9. In 2001, when the space station Mir was set to return to earth, Taco Bell set up a floating target in the Pacific Ocean, promising free tacos to everyone in the US if the space station hit it.
10. NASA's longest-serving female employee since January 1958, Sue Finley, has been an engineer and programmer for space missions since Explorer 1, for missions to the Moon, Sun, all the planets and many other solar system bodies, and recipient of NASA's Exceptional Public Service Medal.
William Shatner played a prank on the set of the Twilight Zone while shooting the Nightmare at 20,000 Feet episode. Shatner staged a fake fight on the plane and had a dummy fall off the wing to the concrete below. Richard Donner, the episode's director, thought Shatner had died.
12. Michael Jackson was terrified of a real-life fan, who inspired his song, Billie Jean after she sent him a letter with a weapon and instructions to kill himself. He kept her photograph to memorize her face, “in case she ever turns up someplace.”
13. When a chimpanzee that learns an effective method to crack nuts open is placed into a new group that uses a less effective strategy, it will eventually stop using the superior method just to blend in with the rest of the chimps.

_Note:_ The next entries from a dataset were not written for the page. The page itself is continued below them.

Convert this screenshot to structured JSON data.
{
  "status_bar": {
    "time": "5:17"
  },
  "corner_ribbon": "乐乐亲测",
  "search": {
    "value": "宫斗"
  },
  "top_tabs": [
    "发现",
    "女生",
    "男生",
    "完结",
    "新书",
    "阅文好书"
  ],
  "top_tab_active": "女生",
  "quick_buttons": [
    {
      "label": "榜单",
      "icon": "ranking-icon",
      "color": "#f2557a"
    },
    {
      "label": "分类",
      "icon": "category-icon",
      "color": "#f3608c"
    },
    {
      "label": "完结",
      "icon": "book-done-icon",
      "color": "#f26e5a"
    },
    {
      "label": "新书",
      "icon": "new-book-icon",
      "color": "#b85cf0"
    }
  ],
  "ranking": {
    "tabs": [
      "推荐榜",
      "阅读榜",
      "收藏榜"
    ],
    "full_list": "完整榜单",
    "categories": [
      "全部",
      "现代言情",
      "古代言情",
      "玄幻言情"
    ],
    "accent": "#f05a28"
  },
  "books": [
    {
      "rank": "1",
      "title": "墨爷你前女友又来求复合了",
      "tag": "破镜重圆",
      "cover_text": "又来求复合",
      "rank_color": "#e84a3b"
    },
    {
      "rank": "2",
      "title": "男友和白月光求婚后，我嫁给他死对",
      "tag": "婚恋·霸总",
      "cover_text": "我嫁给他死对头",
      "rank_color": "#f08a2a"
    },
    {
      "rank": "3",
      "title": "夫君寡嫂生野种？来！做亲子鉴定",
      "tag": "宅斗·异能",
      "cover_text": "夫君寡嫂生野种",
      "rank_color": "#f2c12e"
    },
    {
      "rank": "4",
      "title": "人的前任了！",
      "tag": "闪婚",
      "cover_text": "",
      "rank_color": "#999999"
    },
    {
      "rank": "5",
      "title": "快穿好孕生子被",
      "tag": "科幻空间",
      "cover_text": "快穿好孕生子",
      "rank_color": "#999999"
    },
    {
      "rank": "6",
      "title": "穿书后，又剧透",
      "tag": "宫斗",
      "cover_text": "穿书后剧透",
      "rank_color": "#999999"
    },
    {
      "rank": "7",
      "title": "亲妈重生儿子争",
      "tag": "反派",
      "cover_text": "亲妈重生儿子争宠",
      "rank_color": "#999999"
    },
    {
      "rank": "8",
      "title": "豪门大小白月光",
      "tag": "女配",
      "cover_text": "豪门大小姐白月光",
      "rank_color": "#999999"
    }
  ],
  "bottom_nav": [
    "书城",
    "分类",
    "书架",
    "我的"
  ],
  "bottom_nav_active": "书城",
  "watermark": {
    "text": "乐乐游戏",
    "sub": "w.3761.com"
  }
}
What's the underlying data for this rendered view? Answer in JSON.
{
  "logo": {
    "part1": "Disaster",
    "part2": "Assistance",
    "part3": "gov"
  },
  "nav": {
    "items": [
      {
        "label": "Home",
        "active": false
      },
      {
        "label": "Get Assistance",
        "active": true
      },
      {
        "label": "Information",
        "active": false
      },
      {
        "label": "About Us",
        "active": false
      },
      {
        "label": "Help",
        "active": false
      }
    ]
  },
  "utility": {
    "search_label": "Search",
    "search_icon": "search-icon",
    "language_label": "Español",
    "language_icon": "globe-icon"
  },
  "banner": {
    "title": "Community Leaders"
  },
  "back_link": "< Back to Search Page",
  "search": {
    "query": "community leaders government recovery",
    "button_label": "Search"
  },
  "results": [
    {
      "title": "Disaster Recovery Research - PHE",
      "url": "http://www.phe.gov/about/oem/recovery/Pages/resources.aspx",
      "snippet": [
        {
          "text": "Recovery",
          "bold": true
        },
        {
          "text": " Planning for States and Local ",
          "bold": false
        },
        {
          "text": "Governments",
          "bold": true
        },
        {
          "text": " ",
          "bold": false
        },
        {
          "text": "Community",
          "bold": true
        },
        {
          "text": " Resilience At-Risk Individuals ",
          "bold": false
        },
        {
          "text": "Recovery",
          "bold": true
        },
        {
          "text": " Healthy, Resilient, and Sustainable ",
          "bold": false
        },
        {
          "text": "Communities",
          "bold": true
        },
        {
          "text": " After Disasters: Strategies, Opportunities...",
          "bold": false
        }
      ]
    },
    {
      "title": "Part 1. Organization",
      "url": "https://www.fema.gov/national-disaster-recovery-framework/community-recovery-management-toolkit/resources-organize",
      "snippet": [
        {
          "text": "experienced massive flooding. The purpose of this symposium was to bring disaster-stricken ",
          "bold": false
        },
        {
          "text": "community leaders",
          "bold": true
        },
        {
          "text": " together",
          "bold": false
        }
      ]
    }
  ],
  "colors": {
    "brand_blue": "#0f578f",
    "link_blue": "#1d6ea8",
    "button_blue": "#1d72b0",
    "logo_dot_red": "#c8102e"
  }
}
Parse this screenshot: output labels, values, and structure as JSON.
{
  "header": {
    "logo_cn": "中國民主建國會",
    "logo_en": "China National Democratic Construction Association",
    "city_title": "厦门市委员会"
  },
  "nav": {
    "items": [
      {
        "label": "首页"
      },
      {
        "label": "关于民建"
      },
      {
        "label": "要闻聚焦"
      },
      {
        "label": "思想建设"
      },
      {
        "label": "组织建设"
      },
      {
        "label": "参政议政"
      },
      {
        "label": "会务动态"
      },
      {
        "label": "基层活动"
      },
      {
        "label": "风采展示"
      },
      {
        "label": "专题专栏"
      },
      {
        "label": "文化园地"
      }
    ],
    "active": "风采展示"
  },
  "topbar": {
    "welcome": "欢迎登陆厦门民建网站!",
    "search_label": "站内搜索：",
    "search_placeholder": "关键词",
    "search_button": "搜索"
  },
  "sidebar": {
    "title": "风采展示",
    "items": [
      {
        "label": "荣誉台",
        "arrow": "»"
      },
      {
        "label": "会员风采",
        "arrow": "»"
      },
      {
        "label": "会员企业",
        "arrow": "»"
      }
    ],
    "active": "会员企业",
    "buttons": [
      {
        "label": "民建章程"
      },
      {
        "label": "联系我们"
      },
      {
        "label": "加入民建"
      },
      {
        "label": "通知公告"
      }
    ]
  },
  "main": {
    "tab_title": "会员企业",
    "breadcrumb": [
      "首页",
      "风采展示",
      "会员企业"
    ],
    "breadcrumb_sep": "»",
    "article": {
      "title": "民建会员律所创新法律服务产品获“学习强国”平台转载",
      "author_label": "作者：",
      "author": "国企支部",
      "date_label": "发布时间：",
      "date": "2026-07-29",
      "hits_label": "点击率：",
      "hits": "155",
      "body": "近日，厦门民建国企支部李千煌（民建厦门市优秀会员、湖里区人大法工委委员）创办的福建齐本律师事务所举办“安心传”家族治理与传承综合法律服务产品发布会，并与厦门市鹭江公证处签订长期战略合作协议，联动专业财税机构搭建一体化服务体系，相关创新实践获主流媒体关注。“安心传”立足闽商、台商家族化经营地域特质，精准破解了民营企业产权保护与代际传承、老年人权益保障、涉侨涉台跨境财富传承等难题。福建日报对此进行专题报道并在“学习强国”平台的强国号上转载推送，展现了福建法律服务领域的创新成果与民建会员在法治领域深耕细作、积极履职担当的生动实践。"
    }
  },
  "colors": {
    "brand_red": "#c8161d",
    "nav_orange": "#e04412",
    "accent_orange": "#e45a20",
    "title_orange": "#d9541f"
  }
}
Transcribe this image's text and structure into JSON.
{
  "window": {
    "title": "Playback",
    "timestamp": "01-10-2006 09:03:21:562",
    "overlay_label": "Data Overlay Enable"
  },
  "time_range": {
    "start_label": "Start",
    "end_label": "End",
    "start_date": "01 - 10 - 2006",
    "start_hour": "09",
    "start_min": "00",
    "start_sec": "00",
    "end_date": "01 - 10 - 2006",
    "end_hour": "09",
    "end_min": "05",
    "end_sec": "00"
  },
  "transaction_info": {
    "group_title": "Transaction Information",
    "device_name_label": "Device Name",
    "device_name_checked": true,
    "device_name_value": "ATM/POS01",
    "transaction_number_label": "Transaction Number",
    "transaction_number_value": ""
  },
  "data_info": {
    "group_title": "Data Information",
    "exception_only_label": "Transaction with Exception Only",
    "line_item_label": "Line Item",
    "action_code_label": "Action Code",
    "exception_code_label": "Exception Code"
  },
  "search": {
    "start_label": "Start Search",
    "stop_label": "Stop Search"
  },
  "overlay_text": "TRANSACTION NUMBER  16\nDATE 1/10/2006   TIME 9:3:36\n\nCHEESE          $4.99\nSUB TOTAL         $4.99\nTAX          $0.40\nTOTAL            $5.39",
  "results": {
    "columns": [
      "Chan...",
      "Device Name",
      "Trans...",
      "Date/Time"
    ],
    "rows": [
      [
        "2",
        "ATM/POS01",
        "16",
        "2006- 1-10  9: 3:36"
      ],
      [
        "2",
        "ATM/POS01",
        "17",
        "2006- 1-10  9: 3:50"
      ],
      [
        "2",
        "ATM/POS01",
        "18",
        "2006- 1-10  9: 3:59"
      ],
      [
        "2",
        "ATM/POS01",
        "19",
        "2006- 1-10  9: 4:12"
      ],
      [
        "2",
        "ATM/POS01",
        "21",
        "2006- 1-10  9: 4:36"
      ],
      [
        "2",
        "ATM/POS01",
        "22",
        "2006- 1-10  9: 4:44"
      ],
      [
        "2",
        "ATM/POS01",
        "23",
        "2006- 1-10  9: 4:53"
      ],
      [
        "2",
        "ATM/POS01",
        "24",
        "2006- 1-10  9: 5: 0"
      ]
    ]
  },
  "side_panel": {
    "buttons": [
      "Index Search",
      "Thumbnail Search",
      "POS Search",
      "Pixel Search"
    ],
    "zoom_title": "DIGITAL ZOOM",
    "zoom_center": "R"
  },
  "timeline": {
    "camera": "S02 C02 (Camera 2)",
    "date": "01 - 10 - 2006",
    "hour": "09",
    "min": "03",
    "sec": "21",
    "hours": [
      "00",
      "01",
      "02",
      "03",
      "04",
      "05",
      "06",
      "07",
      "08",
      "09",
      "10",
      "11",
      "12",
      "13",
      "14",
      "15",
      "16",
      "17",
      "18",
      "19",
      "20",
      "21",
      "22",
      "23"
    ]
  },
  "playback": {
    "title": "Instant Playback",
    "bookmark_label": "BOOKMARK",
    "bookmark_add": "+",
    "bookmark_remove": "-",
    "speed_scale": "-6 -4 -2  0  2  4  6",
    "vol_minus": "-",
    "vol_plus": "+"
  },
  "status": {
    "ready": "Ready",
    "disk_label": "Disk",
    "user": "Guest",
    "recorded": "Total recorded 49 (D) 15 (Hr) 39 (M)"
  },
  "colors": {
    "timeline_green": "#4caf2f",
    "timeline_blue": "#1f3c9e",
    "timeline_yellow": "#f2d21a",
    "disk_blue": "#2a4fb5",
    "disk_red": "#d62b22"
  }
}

14. Christian radio host Harold Camping predicted the world would end on May 21, 2011. Followers gave up their jobs, sold their homes, and stopped investing in their children's college funds. On May 22, his office had a paper note in the window stating, "This office is closed. Sorry, we missed you!"
15. Johann Struensee was the royal physician to mentally ill King Christian VII of Denmark. He rose to seize power for over a year in the 18th century Denmark. He then managed to abolish slavery, abolish censorship of the press, and have an affair with the Queen before being ousted and executed in 1772.
Thomas Jefferson paid James Callender to smear John Adams in the election of 1800. Callender accused President Adams of having a “hideous hermaphroditical character” and he was jailed for the smears under the Sedition Act. Once Jefferson took office in 1801, he pardoned Callender.
17. Pablo Picasso carried a revolver loaded with blanks, which he would fire at whoever asked him what his work “meant.”
18. Lafayette was a French aristocrat who is proclaimed to be “The Hero of Two Worlds.” He fought as a general for America during the American Revolution. He then went to France and fought as a General for the People in the French Revolution.
19. A study conducted in 195 countries, over a 26-year period, concluded that there is no safe level of alcohol consumption. The researchers admitted that moderate drinking may protect against heart disease, but found that the risk of cancer and other diseases outweighs these protections.
20. Even though American painter Edward Bannister won 1st prize for painting at the 1876 Philadelphia centennial international exhibition, after discovering Bannister's identity, the judge wanted to rescind his award because he was black. However, this wasn't possible due to protests from the other competitors.
A study from the University of Connecticut found that cholesterol in egg yolks does not raise the LDL cholesterol particles that are associated with the development of cardiovascular disease.
22. Over 8,000 pieces of music were secretly created in Nazi concentration camps; including symphonies, operas, and songs scribbled on everything from food wrappings to potato sacks. One prisoner composed an entire symphony on toilet paper using the charcoal given to him as dysentery medicine.
23. In 1967, hippies attempted a ritual to levitate the Pentagon in the air to end the Vietnam War.
24. In 1967, the magazine 'Berkeley Barb' published an article on how to extract psychoactive substances from banana peels. People didn't realize it was a hoax and began smoking banana peels to try to get high off banana joints.
25. The United Kingdom hasn't really required people to pay for bail since 1898. This was to help reduce the number of people remanded in custody simply because they were poor. Nowadays, bail is automatically given unless said person has a risk of absconding or is a risk to the public.